Romana Blanco is blunt when asked if she’s daunted by the idea of a career within the male-dominated IT industry:“Computers don’t require a Y chromosome to operate.”
The 18-year-old is completing her 12 month traineeship in IT support at Brisbane-based telecommunications provider Comscentre.
Comscentre is not only keen to foster new talent within the telecommunications industry, but encourage more young women like Blanco to consider a career in IT.
“I think there is a stereotype surrounding the IT industry that girls struggle to get past more than boys,”
“The image of the ache-ridden nerd with glasses hunched over a keyboard just isn’t an attractive enough prospect for Australia’s impressionable youth. But if you’ve ever opened up a piece of electronics and found, as I did, that you just couldn’t put the screwdriver down then go for it – what have you got to lose?
“It isn’t like ‘dork’ is contagious.”
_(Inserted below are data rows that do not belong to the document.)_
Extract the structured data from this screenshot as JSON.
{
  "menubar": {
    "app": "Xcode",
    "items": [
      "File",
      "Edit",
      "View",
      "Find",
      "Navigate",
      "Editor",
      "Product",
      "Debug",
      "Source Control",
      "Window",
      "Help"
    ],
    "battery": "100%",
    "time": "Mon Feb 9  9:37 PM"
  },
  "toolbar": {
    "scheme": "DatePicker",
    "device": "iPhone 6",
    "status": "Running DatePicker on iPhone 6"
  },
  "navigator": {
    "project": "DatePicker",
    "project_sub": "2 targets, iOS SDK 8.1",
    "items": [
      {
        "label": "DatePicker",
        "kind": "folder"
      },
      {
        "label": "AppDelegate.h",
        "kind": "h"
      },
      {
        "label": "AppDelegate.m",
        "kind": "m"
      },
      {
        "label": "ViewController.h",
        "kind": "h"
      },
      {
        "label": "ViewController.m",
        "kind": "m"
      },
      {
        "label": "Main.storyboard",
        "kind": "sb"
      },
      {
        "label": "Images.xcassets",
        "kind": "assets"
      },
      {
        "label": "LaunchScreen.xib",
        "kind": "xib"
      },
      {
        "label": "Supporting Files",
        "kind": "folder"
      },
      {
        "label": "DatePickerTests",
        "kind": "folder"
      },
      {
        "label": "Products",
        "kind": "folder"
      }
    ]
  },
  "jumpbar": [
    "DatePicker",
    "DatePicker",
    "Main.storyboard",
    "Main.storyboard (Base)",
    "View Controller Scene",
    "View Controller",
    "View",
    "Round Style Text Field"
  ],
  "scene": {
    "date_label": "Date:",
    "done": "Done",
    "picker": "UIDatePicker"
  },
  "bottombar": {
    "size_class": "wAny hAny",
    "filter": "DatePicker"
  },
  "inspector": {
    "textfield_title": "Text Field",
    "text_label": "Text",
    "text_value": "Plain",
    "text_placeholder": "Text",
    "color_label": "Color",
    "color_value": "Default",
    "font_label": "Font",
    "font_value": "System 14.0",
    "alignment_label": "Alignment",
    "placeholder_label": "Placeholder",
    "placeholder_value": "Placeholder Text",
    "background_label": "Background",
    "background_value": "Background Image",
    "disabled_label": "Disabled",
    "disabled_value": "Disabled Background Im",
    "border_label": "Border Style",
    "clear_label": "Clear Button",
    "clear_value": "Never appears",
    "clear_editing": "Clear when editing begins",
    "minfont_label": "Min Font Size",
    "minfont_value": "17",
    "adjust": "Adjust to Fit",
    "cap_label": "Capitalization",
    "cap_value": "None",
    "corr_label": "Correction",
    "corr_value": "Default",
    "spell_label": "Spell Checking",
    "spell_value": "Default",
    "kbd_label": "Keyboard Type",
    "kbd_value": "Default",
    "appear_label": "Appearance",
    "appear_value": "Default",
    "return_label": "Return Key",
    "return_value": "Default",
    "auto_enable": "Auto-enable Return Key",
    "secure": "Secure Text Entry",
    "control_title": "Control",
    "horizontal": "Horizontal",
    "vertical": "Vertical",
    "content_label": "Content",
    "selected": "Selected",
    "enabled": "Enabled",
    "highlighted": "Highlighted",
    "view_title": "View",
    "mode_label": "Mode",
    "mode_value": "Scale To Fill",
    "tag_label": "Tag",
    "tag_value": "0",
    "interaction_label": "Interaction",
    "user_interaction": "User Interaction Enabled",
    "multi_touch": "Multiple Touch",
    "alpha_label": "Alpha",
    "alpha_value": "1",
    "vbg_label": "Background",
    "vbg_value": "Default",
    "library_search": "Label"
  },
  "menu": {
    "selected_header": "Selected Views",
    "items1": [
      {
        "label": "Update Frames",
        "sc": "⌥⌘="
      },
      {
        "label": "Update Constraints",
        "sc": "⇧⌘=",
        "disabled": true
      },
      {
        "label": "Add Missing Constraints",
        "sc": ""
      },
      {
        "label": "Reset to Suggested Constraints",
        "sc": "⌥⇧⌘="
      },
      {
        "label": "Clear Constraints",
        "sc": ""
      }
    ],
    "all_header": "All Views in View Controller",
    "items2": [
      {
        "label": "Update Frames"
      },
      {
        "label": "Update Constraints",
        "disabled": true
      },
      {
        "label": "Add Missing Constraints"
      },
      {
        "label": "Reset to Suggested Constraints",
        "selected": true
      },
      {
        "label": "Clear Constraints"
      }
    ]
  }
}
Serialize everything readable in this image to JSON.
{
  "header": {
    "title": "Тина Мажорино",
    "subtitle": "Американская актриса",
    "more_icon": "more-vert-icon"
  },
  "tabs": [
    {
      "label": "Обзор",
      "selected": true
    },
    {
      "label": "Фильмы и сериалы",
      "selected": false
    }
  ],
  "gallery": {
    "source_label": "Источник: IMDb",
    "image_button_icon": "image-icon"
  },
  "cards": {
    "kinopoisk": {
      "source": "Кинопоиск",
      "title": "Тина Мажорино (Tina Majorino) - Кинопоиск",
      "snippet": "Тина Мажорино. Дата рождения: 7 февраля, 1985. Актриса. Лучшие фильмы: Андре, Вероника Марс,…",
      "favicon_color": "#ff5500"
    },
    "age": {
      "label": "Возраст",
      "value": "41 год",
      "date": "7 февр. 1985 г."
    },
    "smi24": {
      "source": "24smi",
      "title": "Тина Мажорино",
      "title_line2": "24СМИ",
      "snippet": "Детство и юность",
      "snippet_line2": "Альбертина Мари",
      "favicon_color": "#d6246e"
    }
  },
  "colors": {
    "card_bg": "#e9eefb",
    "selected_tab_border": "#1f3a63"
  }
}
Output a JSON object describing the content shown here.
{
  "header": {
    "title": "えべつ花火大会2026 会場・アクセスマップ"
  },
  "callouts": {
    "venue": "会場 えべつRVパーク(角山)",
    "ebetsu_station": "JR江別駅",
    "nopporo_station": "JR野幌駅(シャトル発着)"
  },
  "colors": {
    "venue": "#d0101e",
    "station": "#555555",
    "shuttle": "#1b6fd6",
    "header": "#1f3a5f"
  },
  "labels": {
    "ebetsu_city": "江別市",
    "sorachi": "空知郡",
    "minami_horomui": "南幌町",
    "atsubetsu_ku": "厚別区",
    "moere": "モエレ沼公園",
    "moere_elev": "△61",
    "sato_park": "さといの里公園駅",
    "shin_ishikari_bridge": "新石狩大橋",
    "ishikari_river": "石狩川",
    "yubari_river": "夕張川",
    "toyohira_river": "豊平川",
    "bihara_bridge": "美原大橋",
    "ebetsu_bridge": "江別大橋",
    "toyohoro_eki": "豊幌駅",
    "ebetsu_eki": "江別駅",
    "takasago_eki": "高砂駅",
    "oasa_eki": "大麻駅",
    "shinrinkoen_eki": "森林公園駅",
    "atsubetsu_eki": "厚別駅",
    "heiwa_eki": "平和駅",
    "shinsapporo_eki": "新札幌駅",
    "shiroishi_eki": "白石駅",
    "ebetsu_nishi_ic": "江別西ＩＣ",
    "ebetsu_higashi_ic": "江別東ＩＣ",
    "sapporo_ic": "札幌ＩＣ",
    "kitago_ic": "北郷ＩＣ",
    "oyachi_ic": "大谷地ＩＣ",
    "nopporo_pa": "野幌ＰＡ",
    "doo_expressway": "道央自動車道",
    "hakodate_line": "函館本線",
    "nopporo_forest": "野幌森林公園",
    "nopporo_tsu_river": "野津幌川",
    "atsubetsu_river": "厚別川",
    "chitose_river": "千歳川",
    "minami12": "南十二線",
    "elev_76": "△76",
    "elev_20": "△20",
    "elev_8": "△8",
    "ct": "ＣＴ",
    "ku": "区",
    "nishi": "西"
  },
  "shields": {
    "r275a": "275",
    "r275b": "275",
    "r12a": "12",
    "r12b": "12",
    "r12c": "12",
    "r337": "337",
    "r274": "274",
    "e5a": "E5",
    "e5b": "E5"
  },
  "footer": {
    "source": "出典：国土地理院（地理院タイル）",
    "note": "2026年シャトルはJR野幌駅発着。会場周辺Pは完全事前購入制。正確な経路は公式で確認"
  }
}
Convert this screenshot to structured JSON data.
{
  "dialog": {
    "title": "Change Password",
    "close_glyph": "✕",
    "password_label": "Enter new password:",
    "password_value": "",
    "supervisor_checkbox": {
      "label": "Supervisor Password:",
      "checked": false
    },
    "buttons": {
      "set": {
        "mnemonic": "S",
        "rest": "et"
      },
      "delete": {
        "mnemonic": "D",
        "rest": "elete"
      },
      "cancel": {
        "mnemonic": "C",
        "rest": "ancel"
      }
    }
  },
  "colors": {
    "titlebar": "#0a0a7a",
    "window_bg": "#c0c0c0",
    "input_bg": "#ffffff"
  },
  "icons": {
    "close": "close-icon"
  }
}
Blanco’s role involves her supporting the telco’s engineers by gathering information on problems with customers’ equipment, record keeping and some phone testing. As one of the first points of contact for a customer, she needs intimate knowledge of the systems and services Comscentre provides.
“It’s also my job to keep all the engineers in line when it comes to making sure they meet their support targets,” she says.
“Telecommunications wasn’t specifically my goal, but ever since I opened the case of my first PC I have been fascinated by how all the components worked together. Naturally IT networking was the right direction for me.
“I have always been more into the hardware though so eventually I hope to get into the installations side of things.”
Blanco’s journey into IT began in high school. Between Years 10 and 12, she went to TAFE part time to obtain a Certificate III in IT Networking.
“It started off with three girls in a class of about 35, but only about 10 kids saw it through to the end, and I was the only girl,” she says.
Blanco, who was earlier this year awarded Comscentre’s Best New Employee of the Month, says the only challenge she’s found so far as a woman in the IT/telecommunications industry is “being unable to reach the top shelf of the storage room”.
“I’m sure there are plenty of people out there who will say the industry isn’t for girls, but I doubt any of them could name one solid reason why,” Blanco says.
“Computers don’t require a Y chromosome to operate, nor is the industry physically demanding or provide a male with any advantage over a female. IT is probably the most gender neutral industry out there when it comes to who can excel.”
“But I don’t advertise the industry for women any more than I do for men. A career should be about doing something that really interests you or you’re going to get bored – and any engineer will tell you there are plenty of boring bits in IT! But if you stick it out you might just find that the good outweighs the bad.”
Comscentre Managing Director Ben Shipley said the company was committed to investing in the future of the IT industry and encouraging more women into the industry through its traineeship program.
“We certainly encourage women to consider a career within the IT industry and we’d love to see Romana become our first female engineer,” he said.